The fable of the elephant and blind “men” comes to mind here. How each of these individuals would describe the elephant “depends” upon the part of the elephant they touched. The university is frequently described in this same manner. Those from a specific discipline or administrative home will offer their view based upon that discipline or administrative unit. The roles and responsibilities of a faculty member “depends” upon the academic discipline as well as institution type (e.g., “extramural funding is required”, “a book is the primary scholarly product”, “a 3-3 teaching load is standard”). In other words, “it depends”.
Even topics of academic freedom and scholarly integrity, the hallmarks of higher education in my view, don’t always allow us to conclude with a definitive answer of yes or no. Yes, we in higher education have academic freedom but questions are raised (e.g., is academic freedom an absolute, is academic freedom defined in various contexts and are their limits or conditions of academic freedom). Around the world and even in the U.S., academic freedom is being challenged. (Note: this is a topic for another blog post).
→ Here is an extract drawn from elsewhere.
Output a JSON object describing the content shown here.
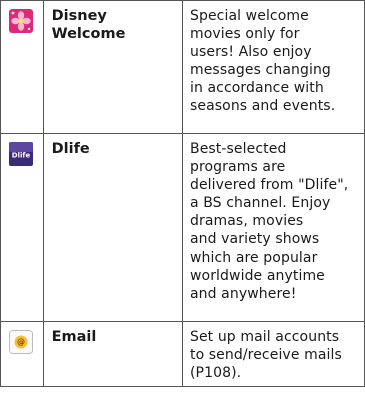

The complexity in which we live and work in higher education requires additional perspectives. Many of the “grand challenges” and “wicked problems” require interdisciplinary and transdisciplinary efforts. As we work in these settings, there is no definitive answer from a single disciplinary perspective but rather an evolving academic journey informed by the multiple perspectives in the conversation. The initial answer is “it depends” and requires interdisciplinary thinking.
As change continues in higher education and the 21st century university evolves, we must not only anticipate and expect but embrace “it depends”.